Next, up went the forms to shape the pouring of the footers and the 4" deep concrete slab. Within the formed area we placed steel wire mesh tied into rebar for reenforcement.
We started pumping in 8 yards of concrete from the street around noon time, and finally completed the hand finishing of the concrete surface during the waning daylight hours.
Now we wait 4 to 5 days while the concrete cures.
Another look at the entrance to the Fall Out/Bomb Shelter soon to be Wine Cellar.
Click on Pics to Enlarge
Monday, August 20, 2007
From: Ray Butka <firstname.lastname@example.org>
He unwrapped the box and stared at both the silk paper and the box. She got this the first time we went to New York, 8 or 9 years ago. She has never put it on, was saving it for a special occasion. Well, I guess this is it. On the bed, he placed the gift box next to the other clothing he was taking to the funeral house, his wife had just died.
He turned to me and said: 'Never save something for a special occasion. Try to make every day in your life is a special occasion'.
I still think those words changed my life. Now I read more and clean less, sit on the porch without worrying about anything.
I spend more time with my family, and less at work.
I understood that life should be a source of experience to be lived up to, not survived through. I no longer keep anything. I use crystal
glasses every day... I'll wear new clothes to go to the supermarket, if I feel like it.
I don't save my special perfume for special occasions; I use it whenever I want to. The words 'Someday...' and 'One Day...' are fading away from my dictionary.
If it's worth seeing, listening or doing, I want to see, listen or do it now. I don't know what my friend's wife would have done
if she knew she wouldn't be there the next morning, this nobody can tell. I think she might have called her relatives and closest friends.
She might call old friends to make peace over past quarrels. I'd like to think she would go out for Chinese, her favorite food. It's these small
things that I would regret not doing, if I knew my time had come. I would regret it, because I would no longer see the friends I would
meet, and those letters... that I wanted to write One of these days'.
I would regret and feel sad, because I didn't say to my brother and sisters, son and daughters, not times enough at least, how much
I love them.
Now, I try not to delay, postpone or keep anything that could bring laughter and joy into our lives..
And, on each morning, I say to myself that this could be a special day.....Each day, each hour, each minute, is special.
If you got this, it's because someone cares for you and because, probably, there's someone you care about.
If you're too busy to send this out to other people and you say to yourself that you will send it 'One of these days', remember that 'One
day' is far away... or might never come...
No matter if you're superstitious or not, spend some time, read this once again.

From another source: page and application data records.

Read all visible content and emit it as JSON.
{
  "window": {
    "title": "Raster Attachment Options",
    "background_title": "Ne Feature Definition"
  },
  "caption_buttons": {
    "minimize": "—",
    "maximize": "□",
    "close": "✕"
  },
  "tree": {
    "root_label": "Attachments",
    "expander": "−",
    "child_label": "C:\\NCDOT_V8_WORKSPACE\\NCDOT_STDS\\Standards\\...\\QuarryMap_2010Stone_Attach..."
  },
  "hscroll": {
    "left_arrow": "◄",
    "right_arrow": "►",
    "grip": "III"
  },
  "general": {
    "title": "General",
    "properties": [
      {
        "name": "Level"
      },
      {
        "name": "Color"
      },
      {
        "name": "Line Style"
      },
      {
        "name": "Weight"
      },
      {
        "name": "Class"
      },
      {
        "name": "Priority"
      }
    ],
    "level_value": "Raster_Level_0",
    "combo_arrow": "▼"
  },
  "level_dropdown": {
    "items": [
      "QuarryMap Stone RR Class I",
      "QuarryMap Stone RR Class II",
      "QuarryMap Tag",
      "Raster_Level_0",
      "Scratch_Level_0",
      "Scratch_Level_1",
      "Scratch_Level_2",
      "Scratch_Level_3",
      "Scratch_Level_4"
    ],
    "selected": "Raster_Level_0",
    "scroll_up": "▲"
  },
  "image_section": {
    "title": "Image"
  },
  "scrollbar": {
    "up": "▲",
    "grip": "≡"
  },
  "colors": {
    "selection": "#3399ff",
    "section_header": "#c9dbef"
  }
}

It holds a useful messages for the soul.
Don't keep this message, for here's the fun of it: Send copies and You'll have a pleasant surprise.

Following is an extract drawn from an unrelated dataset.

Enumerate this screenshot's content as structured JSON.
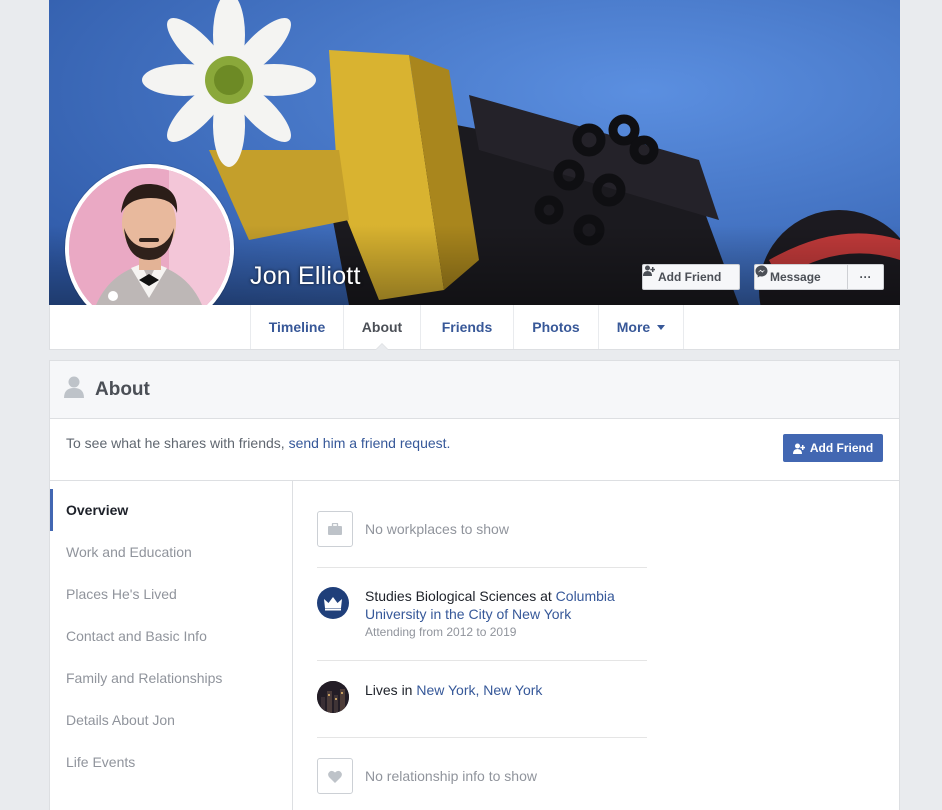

Looking for a deal? Find great prices on flights and hotels with Yahoo! FareChase.
Wednesday, August 15, 2007
From: Jim Herron
Date: Aug 15, 2007 8:09 AM
Subject: 1960's reunion picnic
Fran & I were the only ones from 1959.
We are in one photo with Susan Bell Rossero. The other shows, from right, Ron Bish, Gary Kirr, Marion DiCio Kirr, and somebody (no, it's not Stan Bostjancic). In the background are a lot of other somebodies.
That's Frannie Horvath with his back toward us, between Bish and Kirr.
Saturday, August 11, 2007
As I have mentioned to some, in the 1950's a bomb/fall-out shelter was built in an area toward the back of my property. It was built out 12" thick re-enforced concrete. It measures about 12' x 16', is nine feet high and the top of the shelter is about 4 feet below ground level.
I plan to build a structure over it and convert the below ground shelter into a wine cellar.
The above three pictures show the initial stage of site prep, layout and excavation.
The entrance, a 14 step stairwell, that was constructed to access the below ground shelter can be seen in the pictures.
The two 4 inch galvanized pipes seen extending up from the ground surface are apart of a hand cranked air filtering system. .
1978 Havenwood Drive
Thousand Oaks, CA 91362